- The Way We Weren’t (28:37)
- Home On The Remains (13:16)
Re: Union (44:13): An alternate cut of the season two premiere episode, Mind The Baby.
Farscape Undressed (44:02): Ben Browder and Claudia Black host this special designed as a primer for viewers prior to the beginning of the third season, summarizing the major plot points from the first two seasons.
Behind The Scenes Interview: Wayne Pygram (Scorpius) (22:07): The actor discusses the complexities of the series main villain.
Behind The Scenes Interview: David Franklin (Braca) (16:56): The actor discusses his career prior to Farscape and playing Scorpius’ second in command.
Season Three, Disc One:
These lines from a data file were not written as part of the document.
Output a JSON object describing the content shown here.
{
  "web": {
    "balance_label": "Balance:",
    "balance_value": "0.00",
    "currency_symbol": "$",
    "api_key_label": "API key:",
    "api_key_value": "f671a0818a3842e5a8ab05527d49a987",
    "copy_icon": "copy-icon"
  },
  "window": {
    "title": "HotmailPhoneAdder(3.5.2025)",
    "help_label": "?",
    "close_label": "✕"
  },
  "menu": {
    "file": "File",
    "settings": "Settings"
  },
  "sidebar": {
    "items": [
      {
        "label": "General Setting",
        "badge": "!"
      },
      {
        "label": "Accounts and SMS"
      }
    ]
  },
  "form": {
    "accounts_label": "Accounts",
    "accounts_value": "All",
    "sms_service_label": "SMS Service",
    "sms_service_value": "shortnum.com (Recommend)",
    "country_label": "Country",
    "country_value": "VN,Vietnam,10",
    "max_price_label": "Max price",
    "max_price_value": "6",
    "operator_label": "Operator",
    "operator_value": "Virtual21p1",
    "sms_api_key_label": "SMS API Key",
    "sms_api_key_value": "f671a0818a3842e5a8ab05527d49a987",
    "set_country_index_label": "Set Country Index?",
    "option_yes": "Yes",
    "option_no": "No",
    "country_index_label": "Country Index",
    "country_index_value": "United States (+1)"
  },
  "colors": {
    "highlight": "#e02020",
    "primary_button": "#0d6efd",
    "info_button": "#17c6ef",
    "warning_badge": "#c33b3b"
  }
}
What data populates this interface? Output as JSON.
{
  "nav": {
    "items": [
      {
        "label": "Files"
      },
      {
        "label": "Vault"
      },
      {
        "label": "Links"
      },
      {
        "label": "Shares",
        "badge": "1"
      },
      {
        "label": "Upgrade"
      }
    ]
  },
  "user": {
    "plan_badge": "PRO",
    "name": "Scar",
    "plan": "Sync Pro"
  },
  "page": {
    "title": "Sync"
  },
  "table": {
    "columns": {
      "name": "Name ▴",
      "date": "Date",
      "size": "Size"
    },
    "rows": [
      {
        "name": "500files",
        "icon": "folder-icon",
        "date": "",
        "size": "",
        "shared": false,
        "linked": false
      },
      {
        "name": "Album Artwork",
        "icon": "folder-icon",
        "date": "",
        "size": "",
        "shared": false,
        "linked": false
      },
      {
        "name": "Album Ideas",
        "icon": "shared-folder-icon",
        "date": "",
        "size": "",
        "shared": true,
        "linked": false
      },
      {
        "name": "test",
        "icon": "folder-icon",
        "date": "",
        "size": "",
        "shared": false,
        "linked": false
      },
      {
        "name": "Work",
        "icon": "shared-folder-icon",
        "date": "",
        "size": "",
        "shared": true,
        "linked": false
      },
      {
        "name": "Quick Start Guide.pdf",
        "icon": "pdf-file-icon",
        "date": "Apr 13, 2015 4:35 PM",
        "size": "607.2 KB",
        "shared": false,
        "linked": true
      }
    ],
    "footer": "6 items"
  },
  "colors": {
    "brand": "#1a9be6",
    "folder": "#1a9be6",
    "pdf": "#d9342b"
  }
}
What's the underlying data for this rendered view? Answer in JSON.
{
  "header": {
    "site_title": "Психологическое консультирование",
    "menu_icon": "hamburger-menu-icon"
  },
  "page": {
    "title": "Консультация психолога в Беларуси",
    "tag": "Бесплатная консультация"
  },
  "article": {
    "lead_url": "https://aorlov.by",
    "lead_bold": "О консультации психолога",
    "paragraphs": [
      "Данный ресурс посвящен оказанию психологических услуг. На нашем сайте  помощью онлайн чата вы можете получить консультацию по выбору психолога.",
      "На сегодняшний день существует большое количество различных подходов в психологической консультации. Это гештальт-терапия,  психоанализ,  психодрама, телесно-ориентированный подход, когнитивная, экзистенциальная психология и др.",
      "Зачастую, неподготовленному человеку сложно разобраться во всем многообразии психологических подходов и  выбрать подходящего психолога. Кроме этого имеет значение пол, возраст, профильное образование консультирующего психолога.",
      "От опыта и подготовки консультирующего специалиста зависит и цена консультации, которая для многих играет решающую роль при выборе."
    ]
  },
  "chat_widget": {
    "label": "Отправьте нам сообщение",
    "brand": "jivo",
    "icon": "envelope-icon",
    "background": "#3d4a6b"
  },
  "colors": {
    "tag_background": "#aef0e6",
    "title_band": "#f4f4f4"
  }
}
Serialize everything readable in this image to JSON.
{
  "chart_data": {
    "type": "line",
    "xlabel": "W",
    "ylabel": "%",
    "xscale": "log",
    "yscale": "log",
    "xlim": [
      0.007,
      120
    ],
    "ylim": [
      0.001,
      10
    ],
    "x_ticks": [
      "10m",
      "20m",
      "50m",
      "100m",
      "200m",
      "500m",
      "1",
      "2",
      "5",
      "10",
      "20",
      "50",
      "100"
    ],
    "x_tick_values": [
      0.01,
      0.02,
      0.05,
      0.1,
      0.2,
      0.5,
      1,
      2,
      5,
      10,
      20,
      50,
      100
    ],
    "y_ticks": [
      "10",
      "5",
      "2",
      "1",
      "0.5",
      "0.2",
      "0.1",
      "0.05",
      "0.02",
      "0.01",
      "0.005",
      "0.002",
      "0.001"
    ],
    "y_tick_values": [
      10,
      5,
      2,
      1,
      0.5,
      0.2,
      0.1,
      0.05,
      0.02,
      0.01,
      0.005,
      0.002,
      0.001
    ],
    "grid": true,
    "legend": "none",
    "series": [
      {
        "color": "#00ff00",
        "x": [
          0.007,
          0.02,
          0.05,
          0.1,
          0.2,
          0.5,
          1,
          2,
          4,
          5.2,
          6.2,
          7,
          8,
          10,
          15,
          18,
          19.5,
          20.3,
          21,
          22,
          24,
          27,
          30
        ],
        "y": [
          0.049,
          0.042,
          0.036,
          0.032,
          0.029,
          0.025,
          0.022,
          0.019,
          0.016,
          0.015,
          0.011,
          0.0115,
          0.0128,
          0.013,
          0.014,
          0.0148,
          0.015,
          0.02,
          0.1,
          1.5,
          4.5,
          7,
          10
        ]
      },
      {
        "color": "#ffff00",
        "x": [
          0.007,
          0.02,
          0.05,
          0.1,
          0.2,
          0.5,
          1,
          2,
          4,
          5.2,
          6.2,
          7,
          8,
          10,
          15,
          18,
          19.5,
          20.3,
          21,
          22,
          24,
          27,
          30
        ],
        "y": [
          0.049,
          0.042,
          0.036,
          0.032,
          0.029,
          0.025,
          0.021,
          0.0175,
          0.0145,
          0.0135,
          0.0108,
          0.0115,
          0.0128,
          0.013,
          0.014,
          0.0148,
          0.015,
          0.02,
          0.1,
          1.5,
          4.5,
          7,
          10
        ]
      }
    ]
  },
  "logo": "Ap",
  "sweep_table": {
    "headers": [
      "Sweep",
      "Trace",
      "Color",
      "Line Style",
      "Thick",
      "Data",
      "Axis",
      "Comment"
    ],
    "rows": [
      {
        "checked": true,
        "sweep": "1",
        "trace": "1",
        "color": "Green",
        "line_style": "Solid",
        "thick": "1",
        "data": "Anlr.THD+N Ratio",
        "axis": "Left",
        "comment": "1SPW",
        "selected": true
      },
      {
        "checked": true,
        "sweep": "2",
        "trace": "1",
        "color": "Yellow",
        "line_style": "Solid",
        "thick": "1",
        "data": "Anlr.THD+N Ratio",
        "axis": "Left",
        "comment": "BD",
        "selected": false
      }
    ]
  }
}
Audio Commentary with Claudia Black on Self Inflicted Wounds Part II: Wait For The Wheel
Deleted Scenes from Season Of Death (2:25)
TV Promos: SciFi Channel Promos
- Season of Death (0:17)
- Suns And Lovers (0:32)
- Self Inflicted Wounds Part I: Could’a, Would’a, Should’a (0:32)
- Self Inflicted Wounds Part II: Wait For The Wheel (0:32)
- ...Different Destinations (0:17)
Season Three, Disc Two:
Audio Commentary with Guy Gross on Eat Me
Audio Commentary with Ben Browder and Tony Tilse on Green Eyed Monster
Audio Commentary with Lani Tupu and Peter Andrikidis on Relativity
Deleted Scene from Thanks For Sharing (0:27)
Deleted Scenes from Losing Time (2:52)
Listening In With Guy Gross: Eat Me (10:33): Gross discusses many of the odd instruments he used in the score for this episode to increase the creepiness factor.
TV Promos: SciFi Channel Promos
- Eat Me (0:32)
- Thanks For Sharing (0:32)
- Green Eyed Monster (0:33)
- Losing Time (0:33)
- Relativity (0:33)
Season Three, Disc Three:
Deleted Scene from Incubator (1:20)
Deleted Scene from Scratch ‘N Sniff (1:50)
TV Promos: SciFi Channel Promos
- Incubator (0:33)
- Meltdown (0:13)
- Scratch ‘N Sniff (0:33)
- Infinite Possibilites Part I: Daedalus Demands (0:33)
- Infinite Possibilities Part II: Icarus Abides (0:18)
Season Three, Disc Four:
Audio Commentary with Claudia Black on The Choice
Audio Commentary with Rowan Woods and Justin Monjo on The Choice
Deleted Scene from Revenging Angel (0:35)
Deleted Scene from The Choice (0:52)
Deleted Scenes from Fractures (4:17)
Deleted Scene from Into The Lion’s Den Part I: Lambs To The Slaughter (0:43)
Listening In With Guy Gross: Revenging Angel (8:20): Gross discusses how Carl Stalling and Chuck Jones were inspirations for the score for the animated sequences for this episode.
Listening In With Guy Gross: The Choice (11:14): Gross discusses the haunting score he composed for this episode.
TV Promos: SciFi Channel Promos
- Revenging Angel (0:18)
- The Choice (0:18)
- Fractures (0:18)
- Into The Lion’s Den Part I: Lambs To The Slaughter (0:33)
Season Three, Disc Five: